Marijuana and Employment: Positive Workplace Drug Tests on the Increase

employee upset after failed drug test

For the first time since 2003, workplace drug tests took a jump. This is according to Quest Diagnostics, a company performing workplace drug tests across the country. In all, more than eight million workplace drug tests contributed to the most recent Quest Diagnostics database.

Their results showed that in 2012, the rate of positive tests was 3.5% of all workplace tests. In 2013, that rate rose to 3.7%. That constituted a 6.7% increase.

While that may not seem to be an extraordinary increase, consider this: In Colorado, the first year that recreational use of marijuana was legalized, the rate increased 20%.

And in Washington State, which also legalized the recreational use of marijuana, the rate increased 23%.

Some companies choose to hire drug-free employees and others must hire drug-free employees due to security issues, government contracts or highly sensitive job duties.

Complicating matters is the fact that THC, the intoxicating ingredient in marijuana, can stay in the body in measurable amounts far longer than other drugs.
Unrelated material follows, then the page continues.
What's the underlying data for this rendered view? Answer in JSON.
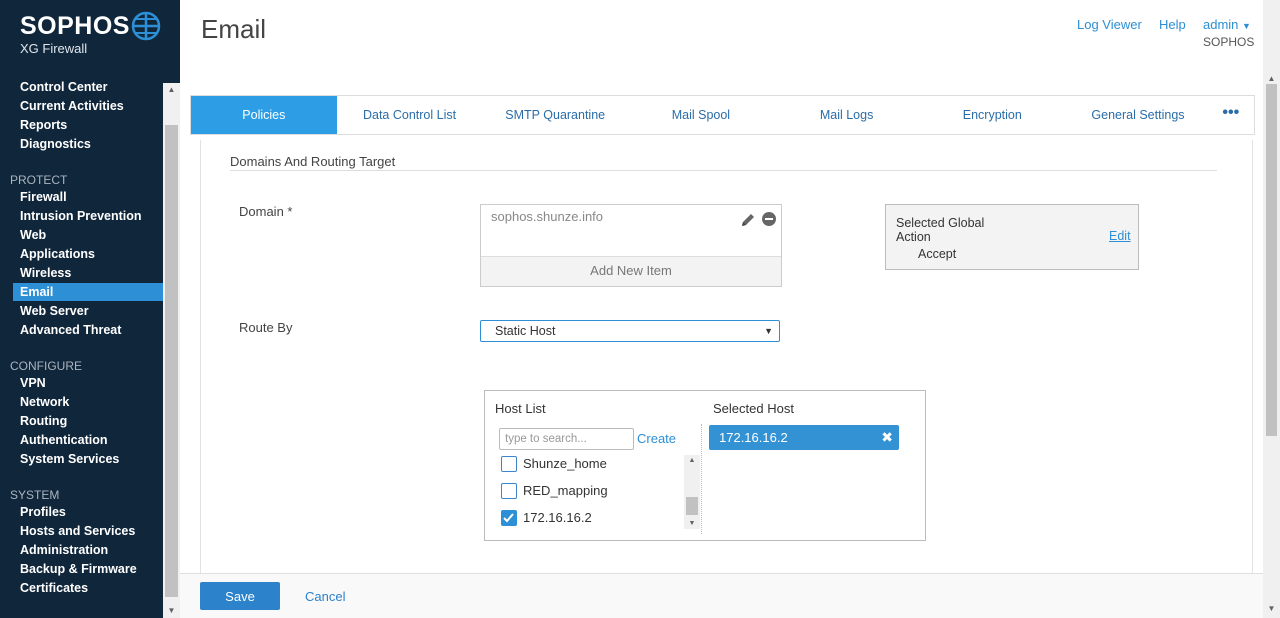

A person can test positive for marijuana for days after using the drug on the weekend, making it difficult to pass an employment drug test.

As pointed out in an April 2014 article in USA Today, federal laws still prohibit marijuana use and much of employment rights law is federal. Lawsuits are springing up from employees who have been fired due to their drug use.

As more states legalize medical use of marijuana and should more states approve the recreational use of this drug, then we run the risk of having an increasing number of people affected by marijuana on the job. It’s understandable that employees would be concerned. In some jobs, the effects of the drug may not be critical but in others—construction, healthcare or transportation, for example—marijuana use may make the difference between safety and injury. The National Highway Transportation Safety Administration lists the changes that marijuana use makes in a person, including:

  • Memory problems
  • Difficulty thinking clearly and solving problems
  • Problems focusing
  • Difficulty shifting attention as demanded by changes in the environment
  • Registering important changes
  • Impairment of eye-hand coordination

These changes have the potential to make accuracy difficult on jobs that require delicate actions or fast perceptions.

Modifications in laws and experience will set precedents for both businesses and employees until new practices are in place.

In the meantime, Narconon centers across the country will continue helping any addicted person recover their sobriety. In many centers, staff and volunteers visit schools and youth clubs in their areas to provide drug prevention classes to keep teens and young adults drug-free.



Sue Birkenshaw

Sue has worked in the addiction field with the Narconon network for three decades. She has developed and administered drug prevention programs worldwide and worked with numerous drug rehabilitation centers over the years. Sue is also a fine artist and painter, who enjoys traveling the world which continues to provide unlimited inspiration for her work. You can follow Sue on Twitter, or connect with her on LinkedIn.